[Opening Dataset excerpts section]
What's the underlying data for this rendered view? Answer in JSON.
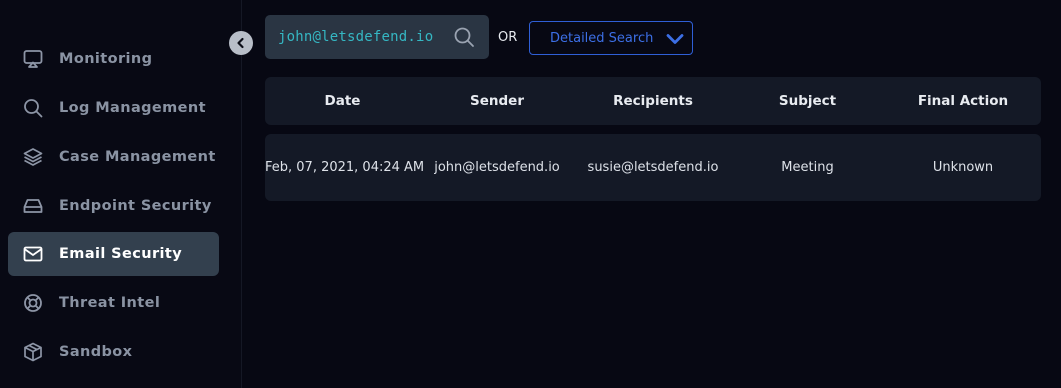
{
  "sidebar": {
    "items": [
      {
        "label": "Monitoring",
        "icon": "monitor-icon"
      },
      {
        "label": "Log Management",
        "icon": "search-icon"
      },
      {
        "label": "Case Management",
        "icon": "layers-icon"
      },
      {
        "label": "Endpoint Security",
        "icon": "drive-icon"
      },
      {
        "label": "Email Security",
        "icon": "mail-icon",
        "active": true
      },
      {
        "label": "Threat Intel",
        "icon": "lifebuoy-icon"
      },
      {
        "label": "Sandbox",
        "icon": "box-icon"
      }
    ]
  },
  "search": {
    "value": "john@letsdefend.io",
    "or_label": "OR",
    "detailed_label": "Detailed Search"
  },
  "table": {
    "headers": [
      "Date",
      "Sender",
      "Recipients",
      "Subject",
      "Final Action"
    ],
    "rows": [
      {
        "date": "Feb, 07, 2021, 04:24 AM",
        "sender": "john@letsdefend.io",
        "recipients": "susie@letsdefend.io",
        "subject": "Meeting",
        "final_action": "Unknown"
      }
    ]
  },
  "colors": {
    "background": "#070813",
    "active_item": "#33404e",
    "accent_blue": "#3c6fe6",
    "search_text": "#35b7c3"
  }
}
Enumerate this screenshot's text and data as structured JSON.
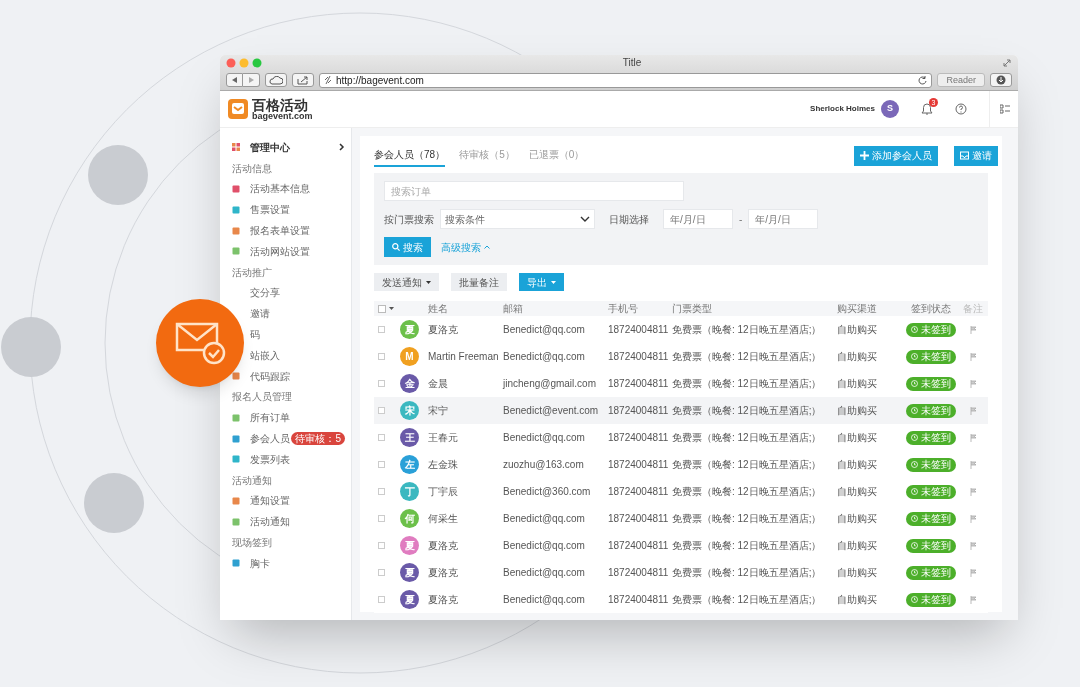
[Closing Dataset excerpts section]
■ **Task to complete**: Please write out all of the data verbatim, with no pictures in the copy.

■ **Output for this exercise**:
What's the underlying data for this rendered view? Answer in JSON.
{
  "sidebar": {
    "items": [
      {
        "label": "Monitoring",
        "icon": "monitor-icon"
      },
      {
        "label": "Log Management",
        "icon": "search-icon"
      },
      {
        "label": "Case Management",
        "icon": "layers-icon"
      },
      {
        "label": "Endpoint Security",
        "icon": "drive-icon"
      },
      {
        "label": "Email Security",
        "icon": "mail-icon",
        "active": true
      },
      {
        "label": "Threat Intel",
        "icon": "lifebuoy-icon"
      },
      {
        "label": "Sandbox",
        "icon": "box-icon"
      }
    ]
  },
  "search": {
    "value": "john@letsdefend.io",
    "or_label": "OR",
    "detailed_label": "Detailed Search"
  },
  "table": {
    "headers": [
      "Date",
      "Sender",
      "Recipients",
      "Subject",
      "Final Action"
    ],
    "rows": [
      {
        "date": "Feb, 07, 2021, 04:24 AM",
        "sender": "john@letsdefend.io",
        "recipients": "susie@letsdefend.io",
        "subject": "Meeting",
        "final_action": "Unknown"
      }
    ]
  },
  "colors": {
    "background": "#070813",
    "active_item": "#33404e",
    "accent_blue": "#3c6fe6",
    "search_text": "#35b7c3"
  }
}
Enumerate this screenshot's text and data as structured JSON.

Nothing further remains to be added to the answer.